Cutting red tape will help ease housing crisis

Real Estate Specialist Belinda Laurance hit the nail on the head when writing for propertyweek.com, writes property specialist Richard Carr.

Red Tape

Richard Carr new housing developments

Will cutting red tape help housebuilders?

Like many house builders, developers and construction firms, Richard is awaiting the verdict from the government’s Red Tape Review, which is looking into the barriers developers face in getting planning permissions approved and in good time.

Richard agrees with Belinda’s statement within her column where she states: “effective reforms are essential in facilitating the efficient and timely delivery of housing developments.”

Richard Carr hopes to see a relaxation in some of the taxes that developers are currently faced with, he believes the Community Infrastructure Levy (CIL) is outdated and should either be replaced or scrapped.

Delays

Under resourced local planning authorities are also a major concern to Richard, a feeling shared by Belinda who explained:

“While it typically takes 13 weeks for a planning decision to be reached, glitches in the system or a lack of communication between officers and the members of the planning committee can cause undue delays or for an application to be refused unexpectedly. This can be financially devastating for small developers, who are often backed by third party funding and held accountable to tight delivery deadlines.”

Increasing transparency and consistency along with clear standards of design and technical specifications are some of the measures that Belinda feels could be introduced. However, Richard feels her idea to fast-track applications which were initially refused on the grounds of a minor issue would be highly beneficial.

Investment

Recently, ministers proposed introducing ‘premium rates’ for planning applications, which would seemingly allow developers with plenty of cash to fast-track their applications. However, as Belinda points out, local planning authorities are already running at 100% and she – like Richard – doubts if they would be able to cope:

“Although incentivising local authorities to progress applications quicker would be a step in the right direction, many planning departments are already running at full capacity.
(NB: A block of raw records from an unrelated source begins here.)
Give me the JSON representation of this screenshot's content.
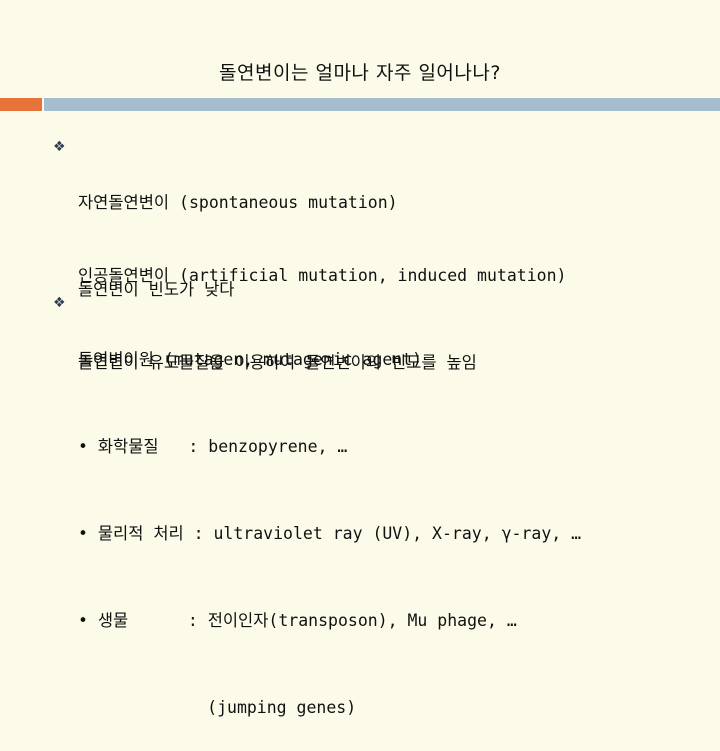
{
  "title": "돌연변이는 얼마나 자주 일어나나?",
  "section1": {
    "bullet": "❖",
    "line1": "자연돌연변이 (spontaneous mutation)",
    "line2": "돌연변이 빈도가 낮다"
  },
  "section2": {
    "line1": "인공돌연변이 (artificial mutation, induced mutation)",
    "line2": "돌연변이 유도물질을 이용하여 돌연변이의 빈도를 높임"
  },
  "section3": {
    "bullet": "❖",
    "line1": "돌연변이원 (mutagen, mutagenic agent)",
    "items": [
      "• 화학물질   : benzopyrene, …",
      "• 물리적 처리 : ultraviolet ray (UV), X-ray, γ-ray, …",
      "• 생물      : 전이인자(transposon), Mu phage, …",
      "             (jumping genes)"
    ]
  },
  "colors": {
    "background": "#fcfbe9",
    "accent_orange": "#e6733a",
    "accent_blue": "#a6bccf"
  }
}
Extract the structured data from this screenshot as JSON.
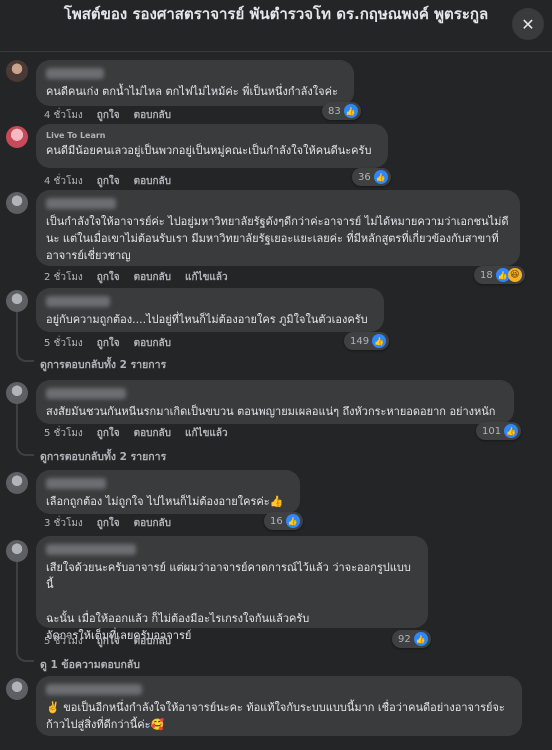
{
  "header": {
    "title": "โพสต์ของ รองศาสตราจารย์ พันตำรวจโท ดร.กฤษณพงค์ พูตระกูล",
    "close_icon": "close-icon"
  },
  "actions": {
    "like": "ถูกใจ",
    "reply": "ตอบกลับ",
    "edited": "แก้ไขแล้ว"
  },
  "comments": [
    {
      "text": "คนดีคนเก่ง ตกน้ำไม่ไหล ตกไฟไม่ไหม้ค่ะ พี่เป็นหนึ่งกำลังใจค่ะ",
      "time": "4 ชั่วโมง",
      "reactions": "83",
      "edited": false
    },
    {
      "name": "Live To Learn",
      "text": "คนดีมีน้อยคนเลวอยู่เป็นพวกอยู่เป็นหมู่คณะเป็นกำลังใจให้คนดีนะครับ",
      "time": "4 ชั่วโมง",
      "reactions": "36",
      "edited": false
    },
    {
      "text": "เป็นกำลังใจให้อาจารย์ค่ะ ไปอยู่มหาวิทยาลัยรัฐดังๆดีกว่าค่ะอาจารย์ ไม่ได้หมายความว่าเอกชนไม่ดีนะ แต่ในเมื่อเขาไม่ต้อนรับเรา มีมหาวิทยาลัยรัฐเยอะแยะเลยค่ะ ที่มีหลักสูตรที่เกี่ยวข้องกับสาขาที่อาจารย์เชี่ยวชาญ",
      "time": "2 ชั่วโมง",
      "reactions": "18",
      "edited": true
    },
    {
      "text": "อยู่กับความถูกต้อง....ไปอยู่ที่ไหนก็ไม่ต้องอายใคร ภูมิใจในตัวเองครับ",
      "time": "5 ชั่วโมง",
      "reactions": "149",
      "edited": false,
      "replies": "ดูการตอบกลับทั้ง 2 รายการ"
    },
    {
      "text": "สงสัยมันชวนกันหนีนรกมาเกิดเป็นขบวน ตอนพญายมเผลอแน่ๆ ถึงหัวกระหายอดอยาก อย่างหนัก",
      "time": "5 ชั่วโมง",
      "reactions": "101",
      "edited": true,
      "replies": "ดูการตอบกลับทั้ง 2 รายการ"
    },
    {
      "text": "เลือกถูกต้อง ไม่ถูกใจ ไปไหนก็ไม่ต้องอายใครค่ะ👍",
      "time": "3 ชั่วโมง",
      "reactions": "16",
      "edited": false
    },
    {
      "text": "เสียใจด้วยนะครับอาจารย์ แต่ผมว่าอาจารย์คาดการณ์ไว้แล้ว ว่าจะออกรูปแบบนี้\n\nฉะนั้น เมื่อให้ออกแล้ว ก็ไม่ต้องมีอะไรเกรงใจกันแล้วครับ\nจัดการให้เต็มที่เลยครับอาจารย์",
      "time": "5 ชั่วโมง",
      "reactions": "92",
      "edited": false,
      "replies": "ดู 1 ข้อความตอบกลับ"
    },
    {
      "text": "✌️ ขอเป็นอีกหนึ่งกำลังใจให้อาจารย์นะคะ ท้อแท้ใจกับระบบแบบนี้มาก เชื่อว่าคนดีอย่างอาจารย์จะก้าวไปสู่สิ่งที่ดีกว่านี้ค่ะ🥰",
      "time": "",
      "reactions": "",
      "edited": false
    }
  ]
}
Funding for recruitment, training and retention must be set aside if a real improvement is to be achieved.”

Richard Carr wants to see the government back the industry and make it easier for developers and house builders to meet David Cameron’s housing target.